▶ PROBLEM TO SOLVE:
Return each line of the entries that mentions the word "name".

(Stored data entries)
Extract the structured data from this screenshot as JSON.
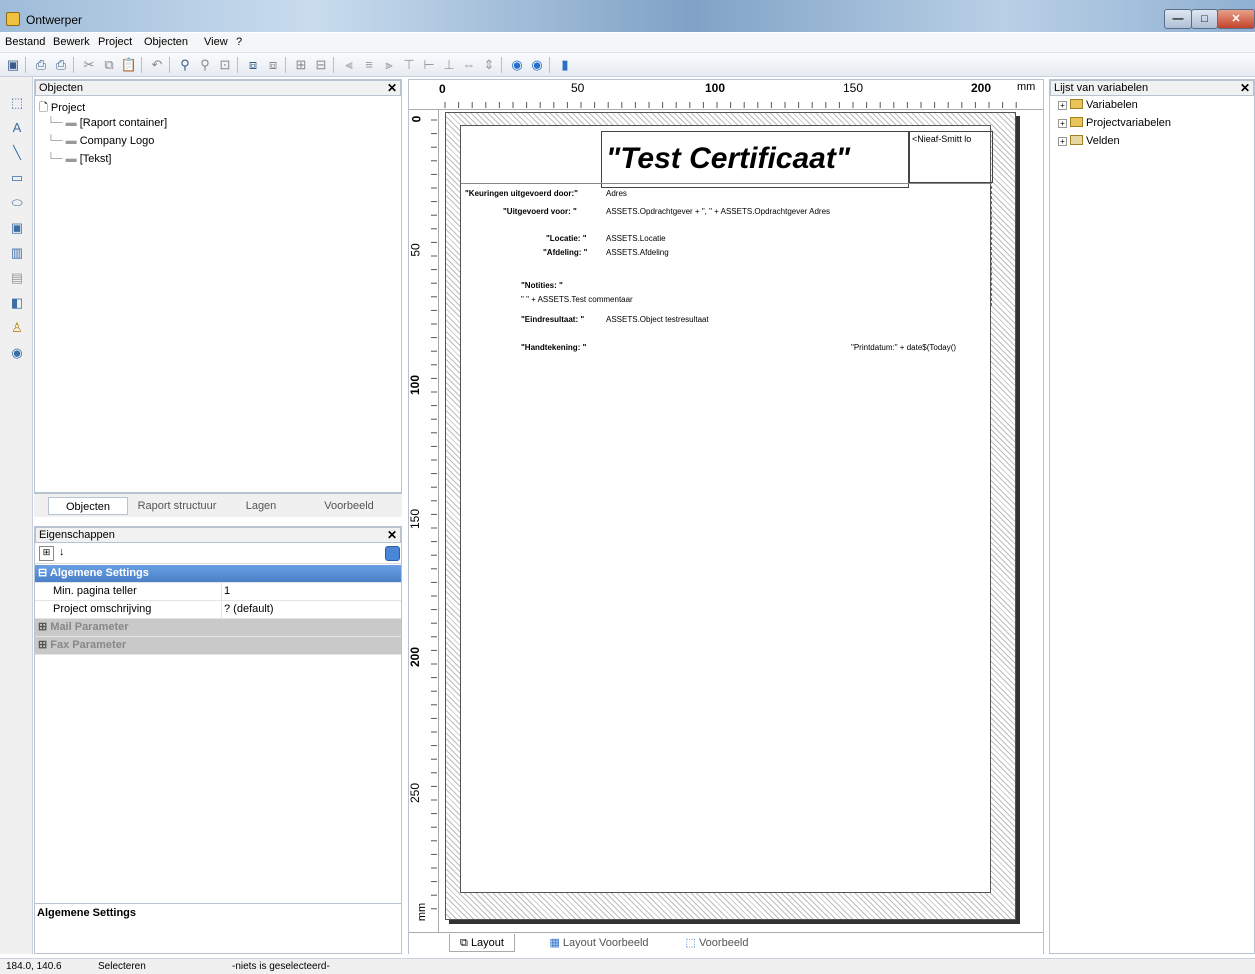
{
  "window": {
    "title": "Ontwerper",
    "min": "—",
    "max": "□",
    "close": "✕"
  },
  "menu": [
    "Bestand",
    "Bewerk",
    "Project",
    "Objecten",
    "View",
    "?"
  ],
  "objects_panel": {
    "title": "Objecten",
    "close": "✕",
    "root": "Project",
    "items": [
      "[Raport container]",
      "Company Logo",
      "[Tekst]"
    ]
  },
  "objects_tabs": [
    "Objecten",
    "Raport structuur",
    "Lagen",
    "Voorbeeld"
  ],
  "properties_panel": {
    "title": "Eigenschappen",
    "close": "✕",
    "sort_az": "↓",
    "group_active": "Algemene Settings",
    "rows": [
      {
        "name": "Min. pagina teller",
        "value": "1"
      },
      {
        "name": "Project omschrijving",
        "value": "? (default)"
      }
    ],
    "groups_collapsed": [
      "Mail Parameter",
      "Fax Parameter"
    ],
    "description_title": "Algemene Settings"
  },
  "ruler": {
    "h_labels": [
      "0",
      "50",
      "100",
      "150",
      "200"
    ],
    "unit": "mm",
    "v_labels": [
      "0",
      "50",
      "100",
      "150",
      "200",
      "250"
    ]
  },
  "report": {
    "title": "\"Test Certificaat\"",
    "logo_text": "<Nieaf-Smitt lo",
    "lines": [
      {
        "label": "\"Keuringen uitgevoerd door:\"",
        "value": "Adres"
      },
      {
        "label": "\"Uitgevoerd voor: \"",
        "value": "ASSETS.Opdrachtgever + \", \" + ASSETS.Opdrachtgever Adres"
      },
      {
        "label": "\"Locatie: \"",
        "value": "ASSETS.Locatie"
      },
      {
        "label": "\"Afdeling: \"",
        "value": "ASSETS.Afdeling"
      },
      {
        "label": "\"Notities: \"",
        "value": ""
      },
      {
        "label": "\"  \" + ASSETS.Test commentaar",
        "value": ""
      },
      {
        "label": "\"Eindresultaat: \"",
        "value": "ASSETS.Object testresultaat"
      },
      {
        "label": "\"Handtekening: \"",
        "value": ""
      }
    ],
    "printdate": "\"Printdatum:\" + date$(Today()"
  },
  "designer_tabs": [
    "Layout",
    "Layout Voorbeeld",
    "Voorbeeld"
  ],
  "variables_panel": {
    "title": "Lijst van variabelen",
    "close": "✕",
    "items": [
      "Variabelen",
      "Projectvariabelen",
      "Velden"
    ]
  },
  "status": {
    "coords": "184.0, 140.6",
    "mode": "Selecteren",
    "selection": "-niets is geselecteerd-"
  }
}
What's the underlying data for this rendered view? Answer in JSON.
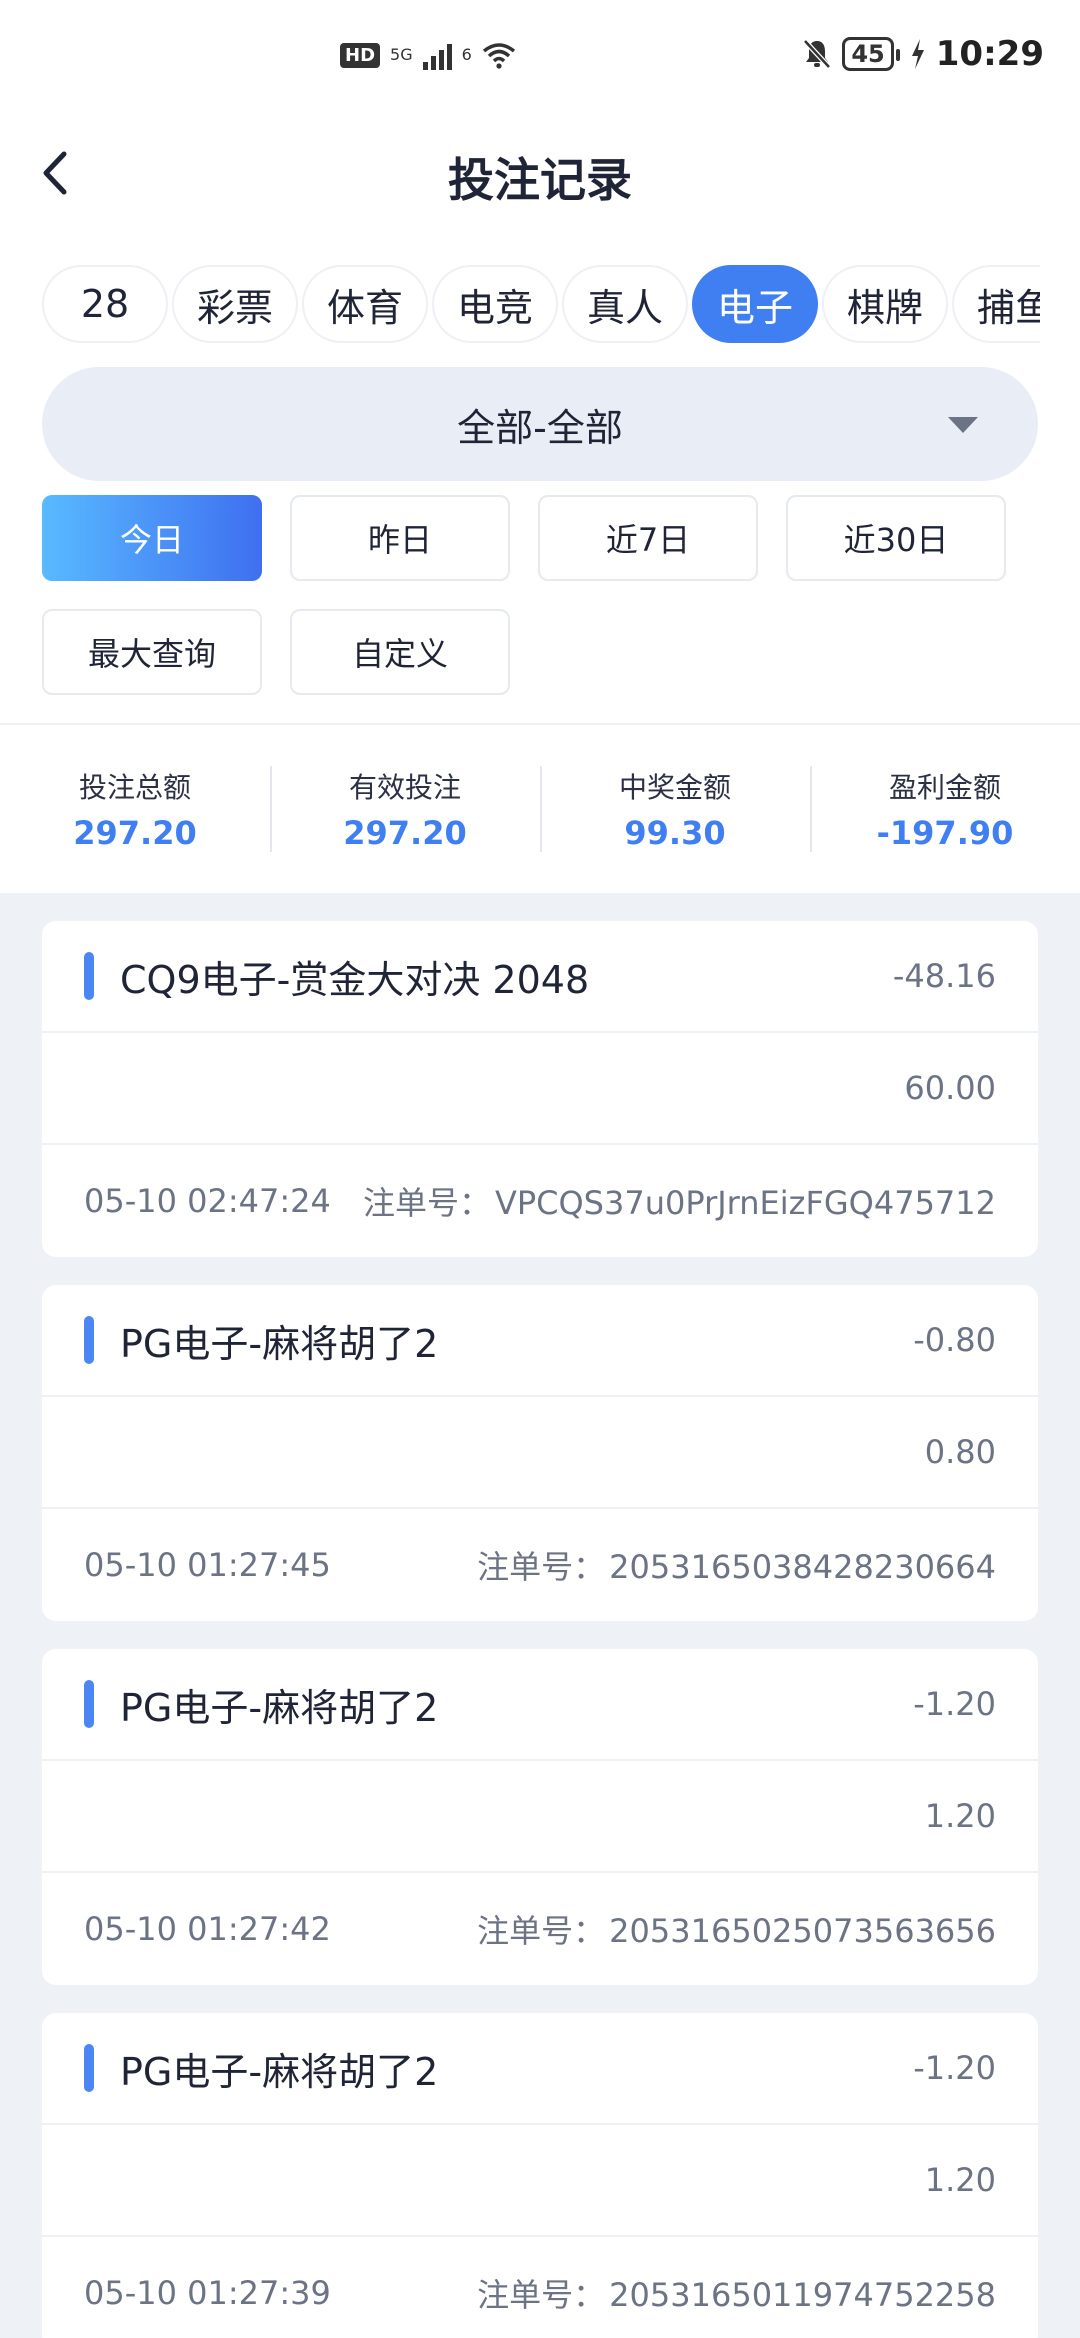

▶ ANSWER TO THE EXERCISE:
        "name": "Min. pagina teller",
        "name": "Project omschrijving",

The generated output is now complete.